- E-readers will wipe out physical books – when Kindle and other e-readers became widespread in the late 2000s it was ‘certain’ that physical books were dead. In 2015 sales of physical books in the UK are actually on the increase. One of the UK’s most venerable names in bookselling, Foyles, has just reopened its flagship shop on Charing Cross Road in London. Booksellers are growing in confidence even if they have needed to develop websites to sell their ‘hard copy’ books.
So, what happened? Why didn’t disruption wipe out ‘X’? The reason is because the world is not a single lane motorway with the traffic all going in one direction. It is only in certain areas of the market where what came before can be 100% replaced with something that 100% of the customers/clients think is far better.
What usually happens is that the client base understands it can gain value and benefit from all that is on offer, old and new. Unlike the people selling the one-dimensional view of the world they do not experience the world in that way, nor want to.
It is true that sometimes technologies do beat each other to death. But this often happens when there is a ‘format war’, such as between VHS and Betamax. The world could economically only choose one. It went with VHS, so Betamax was dead. But such instances are rare, especially so in such a complex market as legal services.
Another classic example is the Model T Ford versus the horse. Before the Model T there were literally dozens of small car companies across the world. Their machines were expensive, often faulty and had little impact on the horse and cart. Ford’s cheaper, commoditised vehicles took some years to become economically viable, but eventually they did. When they did it was goodbye to horses except for sport and leisure. The Model T didn’t so much disrupt travel as entirely replace a mode of transport on a global, systemic scale. Another example is the word processor versus the typewriter. Not so much disruption as complete annihilation of the opposition.
But – and it is a big caveat – such instances are not common even if they are compelling.
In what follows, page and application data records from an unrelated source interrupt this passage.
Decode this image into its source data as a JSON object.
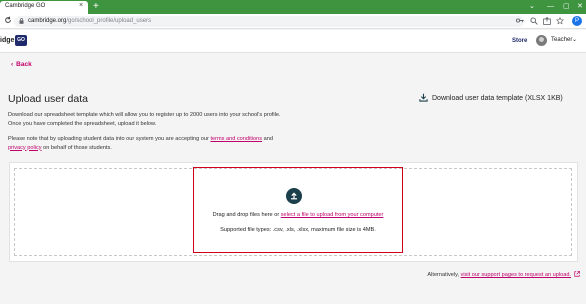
{
  "browser": {
    "tab_title": "Cambridge GO",
    "tab_close": "×",
    "new_tab": "+",
    "window_controls": [
      "⌄",
      "—",
      "▢",
      "✕"
    ],
    "url_host": "cambridge.org",
    "url_path": "/go/school_profile/upload_users",
    "profile_initial": "P"
  },
  "header": {
    "logo_text": "idge",
    "logo_badge": "GO",
    "store_label": "Store",
    "user_label": "Teacher",
    "user_caret": "⌄"
  },
  "main": {
    "back_arrow": "‹",
    "back_label": "Back",
    "title": "Upload user data",
    "download_label": "Download user data template (XLSX 1KB)",
    "intro_line1": "Download our spreadsheet template which will allow you to register up to 2000 users into your school's profile.",
    "intro_line2": "Once you have completed the spreadsheet, upload it below.",
    "notice_prefix": "Please note that by uploading student data into our system you are accepting our ",
    "terms_link": "terms and conditions",
    "notice_and": " and",
    "privacy_link": "privacy policy",
    "notice_suffix": " on behalf of those students.",
    "drop_text_prefix": "Drag and drop files here or ",
    "drop_select_link": "select a file to upload from your computer",
    "drop_types": "Supported file types: .csv, .xls, .xlsx, maximum file size is 4MB.",
    "alt_prefix": "Alternatively, ",
    "alt_link": "visit our support pages to request an upload."
  },
  "colors": {
    "accent_link": "#c0006a",
    "browser_green": "#3f9440",
    "highlight_red": "#d0021b",
    "upload_icon_bg": "#1c3f4c"
  },
  "icons": [
    "reload-icon",
    "lock-icon",
    "key-icon",
    "zoom-icon",
    "share-icon",
    "star-icon",
    "download-icon",
    "upload-icon",
    "external-link-icon"
  ]
}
The biggest danger is to take from a few examples a template that can then be applied to all ‘new’ things, tendencies and trends without first doing a reality check.
Diversity not Monoliths
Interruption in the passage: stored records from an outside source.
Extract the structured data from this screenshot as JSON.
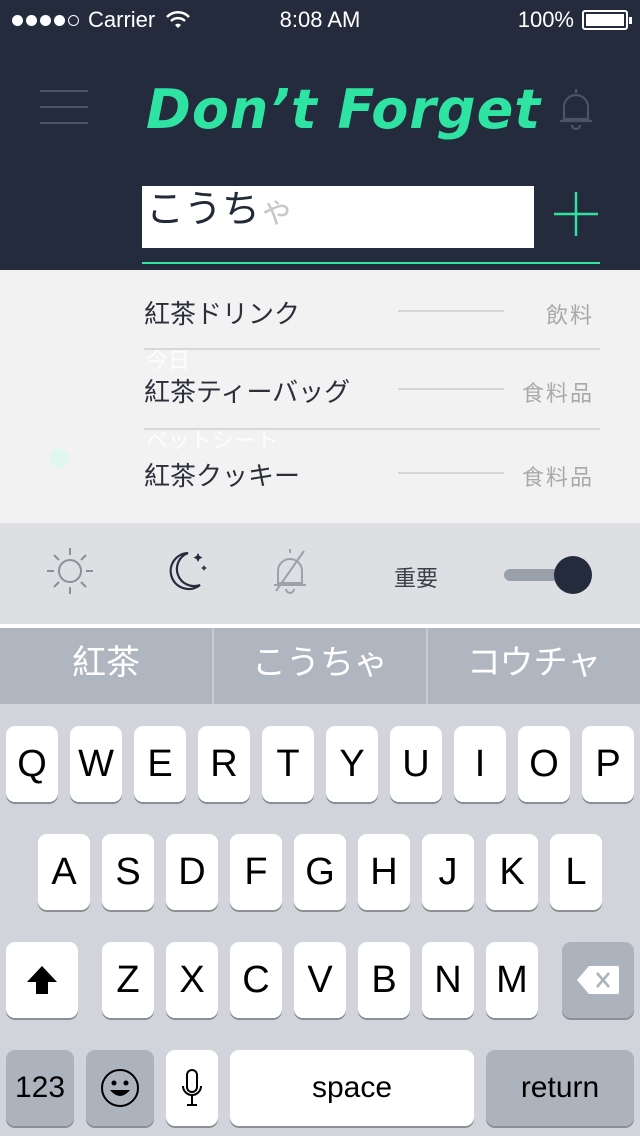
{
  "status_bar": {
    "carrier": "Carrier",
    "time": "8:08 AM",
    "battery": "100%"
  },
  "header": {
    "title": "Don’t Forget",
    "menu_icon": "hamburger-menu-icon",
    "bell_icon": "bell-icon"
  },
  "input": {
    "value": "こうち",
    "marked_text": "ゃ",
    "add_icon": "plus-icon"
  },
  "suggestions": {
    "ghost_texts": [
      "今日",
      "ペットシート"
    ],
    "items": [
      {
        "name": "紅茶ドリンク",
        "category": "飲料"
      },
      {
        "name": "紅茶ティーバッグ",
        "category": "食料品"
      },
      {
        "name": "紅茶クッキー",
        "category": "食料品"
      }
    ]
  },
  "toolbar": {
    "icons": [
      "sun-icon",
      "moon-icon",
      "bell-off-icon"
    ],
    "important_label": "重要",
    "important_toggle_on": true
  },
  "candidates": [
    "紅茶",
    "こうちゃ",
    "コウチャ"
  ],
  "keyboard": {
    "row1": [
      "Q",
      "W",
      "E",
      "R",
      "T",
      "Y",
      "U",
      "I",
      "O",
      "P"
    ],
    "row2": [
      "A",
      "S",
      "D",
      "F",
      "G",
      "H",
      "J",
      "K",
      "L"
    ],
    "row3": [
      "Z",
      "X",
      "C",
      "V",
      "B",
      "N",
      "M"
    ],
    "numbers_label": "123",
    "space_label": "space",
    "return_label": "return"
  },
  "colors": {
    "header_bg": "#232b3d",
    "accent": "#2fe3a2"
  }
}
Coming back to the legal market, what is more likely to happen is that we will see both disruption in some areas, as well as a continued appreciation by clients of value where there really is value to be found.
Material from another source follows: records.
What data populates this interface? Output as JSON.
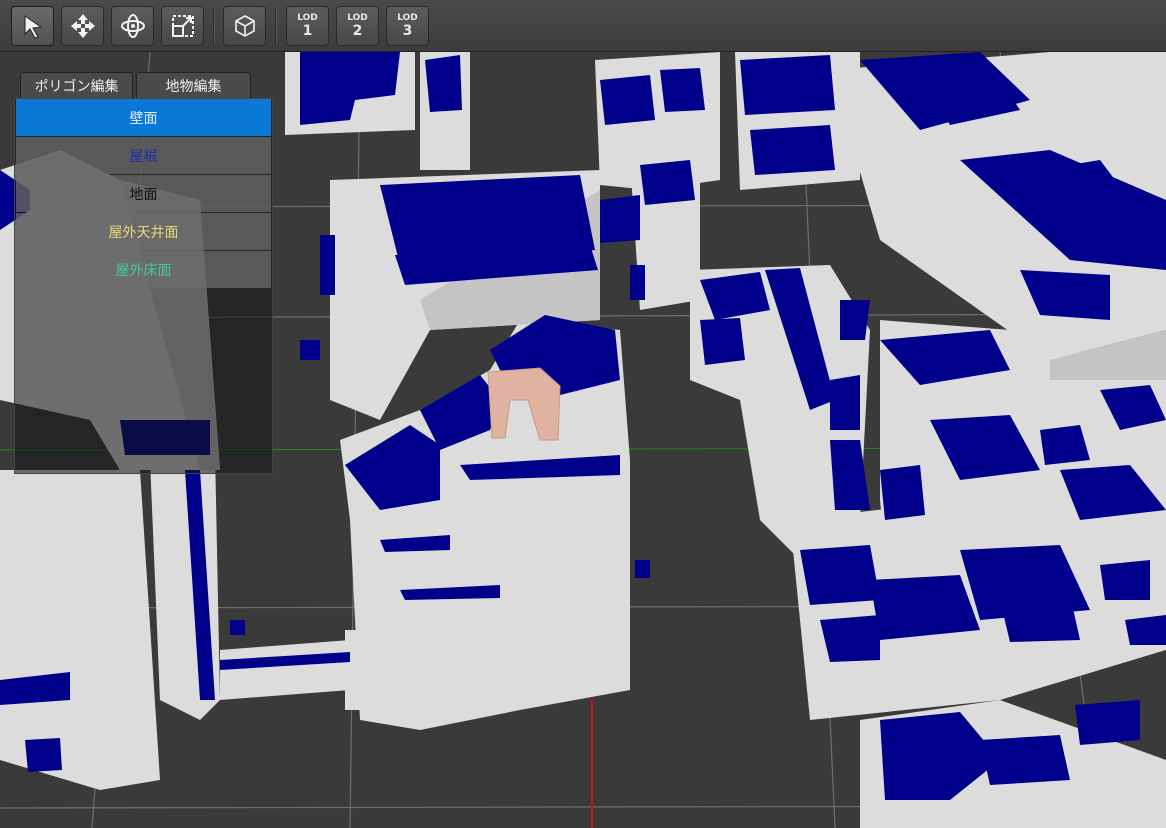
{
  "toolbar": {
    "tools": [
      {
        "name": "select-tool-button",
        "icon": "cursor-arrow-icon",
        "active": true
      },
      {
        "name": "move-tool-button",
        "icon": "move-arrows-icon",
        "active": false
      },
      {
        "name": "rotate-tool-button",
        "icon": "rotate-orbit-icon",
        "active": false
      },
      {
        "name": "scale-tool-button",
        "icon": "scale-box-icon",
        "active": false
      },
      {
        "name": "view-cube-button",
        "icon": "cube-icon",
        "active": false
      }
    ],
    "lod": [
      {
        "label": "LOD",
        "level": "1"
      },
      {
        "label": "LOD",
        "level": "2"
      },
      {
        "label": "LOD",
        "level": "3"
      }
    ]
  },
  "panel": {
    "tabs": [
      {
        "label": "ポリゴン編集"
      },
      {
        "label": "地物編集"
      }
    ],
    "items": [
      {
        "label": "壁面",
        "color": "#e6f0ff",
        "selected": true
      },
      {
        "label": "屋根",
        "color": "#1f2fa8",
        "selected": false
      },
      {
        "label": "地面",
        "color": "#111111",
        "selected": false
      },
      {
        "label": "屋外天井面",
        "color": "#e8d67a",
        "selected": false
      },
      {
        "label": "屋外床面",
        "color": "#47c5a4",
        "selected": false
      }
    ]
  },
  "scene": {
    "building_wall_color": "#dcdcdc",
    "roof_color": "#00008b",
    "highlight_color": "#e0b2a2",
    "ground_color": "#3a3a3a",
    "grid_color": "#6e6e6e"
  }
}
We will probably see in the future all and every possible model for a legal services provider, not just one.
We will have tech-led operations where there are just a handful of lawyers and the rest of the staff are IT experts, though the focus will be process.
We’ll have global firms perhaps even twice, or three times, as big as the ones today, but we’ll also still have plenty of excellent mid-tier, mid-market firms and we’ll have plenty of excellent firms doing international work with only one or two offices.
And, it would be interesting to see how many law firms there will be in London in another ten years. I would bet that there will be more, not less than there are today.
The truth is that most big ideas are too simple or insufficiently compelling to totally change the world. What they usually do is change part of it and the rest of the world carries on.
Richard Tromans is founder of TromansConsulting and has previously worked as a law firm consultant at Jomati and Hildebrandt International.